Moving past products, if a facility manager is searching for ways to lower energy usage, there are other resources to consult. Take, for instance, the Energy Star® Program administered by the U.S. Environmental Protection Agency (EPA). Launched in 1992, the program aims to help consumers identify energy efficient products. Since its inception, Energy Star has prompted numerous manufacturers to design products that meet its standards, and facility managers have purchased many of these products as part of their quest to increase energy efficiency.
The reach of the Energy Star® Program extends to the more recent U.S. Green Building Council’s (USGBC) LEED (Leadership in Energy and Environmental Design) rating system. LEED certification is a voluntary, consensus-based national standard for developing high performance, sustainable buildings.
Facility managers already using environmentally friendly practices may view LEED certification as a venture that requires them to duplicate or adapt efforts. However, in many instances, current practices fulfill some LEED requirements. For instance, if a facility participating in the EPA Energy Star® Program has achieved a Performance Rating of at least 60 (on a 1 to 100 point scale), that fulfills one of the requirements for “Minimum Energy Performance” in the LEED EB (Existing Buildings) rating system. Here, the challenge is often categorizing existing practices to fit LEED ratings.
Cost. Another challenge familiar to most facility managers is keeping costs down. The notion that it costs more to implement systems that conserve resources (such as energy) and to purchase green products contributes to the institutional inertia sometimes encountered. In the recent survey conducted by Allsteel and TFM, 52% of respondents noted “prohibitive cost” as the largest barrier to adopting sustainable concepts [see "The State of Sustainability" insert, found between pages 36-45 of this issue]. However, the true cost premium of green products and services may not be as high as many think. Further research into this topic may help to clear up misconceptions.
A factor to consider is cost savings over time. For example, installing a building system for efficient operation may call for a premium initial investment. However, by calculating savings that the system will provide over time, facility managers often find that savings will be substantial.
Decreasing the cost to the environment is another factor to consider. If, for instance, a recycled product costs 10% more than its non-recycled counterpart, budget conscious facility managers may opt for the less expensive choice. However, one should also consider the lesser impact the recycled choice will have on the environment.
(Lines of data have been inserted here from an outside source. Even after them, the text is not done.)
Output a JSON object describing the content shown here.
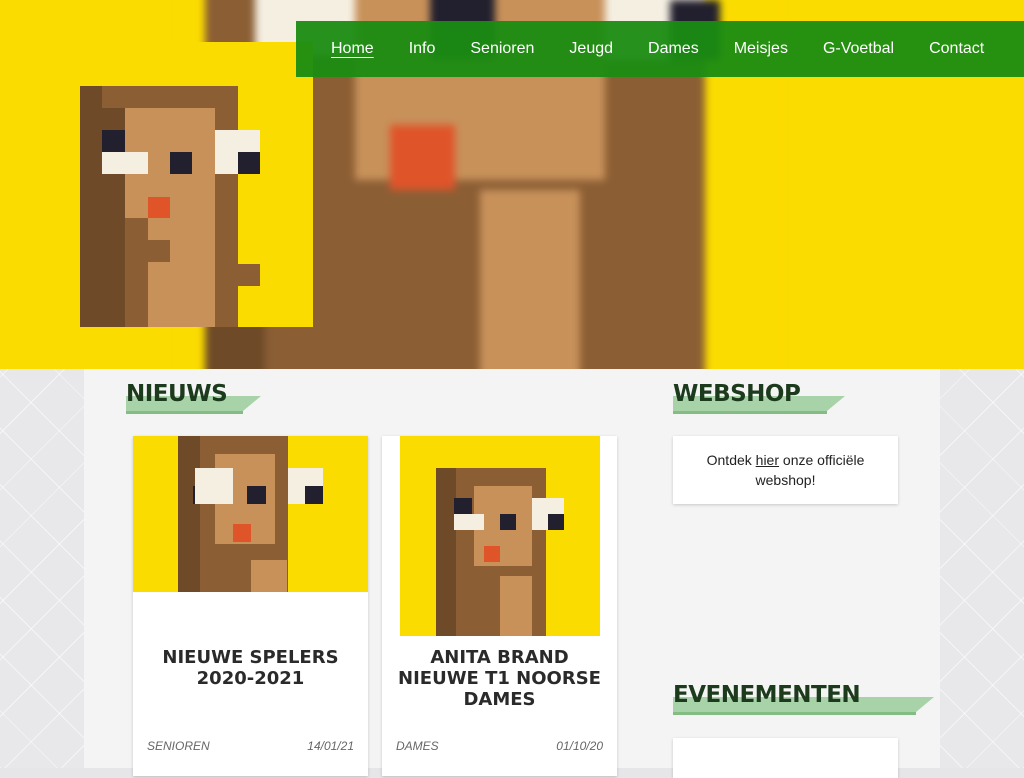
{
  "nav": {
    "items": [
      {
        "label": "Home"
      },
      {
        "label": "Info"
      },
      {
        "label": "Senioren"
      },
      {
        "label": "Jeugd"
      },
      {
        "label": "Dames"
      },
      {
        "label": "Meisjes"
      },
      {
        "label": "G-Voetbal"
      },
      {
        "label": "Contact"
      }
    ],
    "active": "Home"
  },
  "news": {
    "title": "NIEUWS",
    "articles": [
      {
        "title_line1": "NIEUWE SPELERS",
        "title_line2": "2020-2021",
        "title_line3": "",
        "category": "SENIOREN",
        "date": "14/01/21"
      },
      {
        "title_line1": "ANITA BRAND",
        "title_line2": "NIEUWE T1 NOORSE",
        "title_line3": "DAMES",
        "category": "DAMES",
        "date": "01/10/20"
      }
    ]
  },
  "webshop": {
    "title": "WEBSHOP",
    "text_before": "Ontdek",
    "link": "hier",
    "text_after": "onze officiële",
    "text_line2": "webshop!"
  },
  "events": {
    "title": "EVENEMENTEN"
  },
  "colors": {
    "brand_yellow": "#fbdc00",
    "nav_green": "#1a8c12",
    "band_green": "#a8d2a8"
  },
  "icons": {
    "logo": "squirrel-pixel-logo"
  }
}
Achieving a facility that is sustainable by design entails the consideration of many aspects. Each month, this column will address an issue that facility managers face in this arena. Whether or not the facility manager is familiar with the business of saving the earth–within a budget–there is always another idea on the horizon.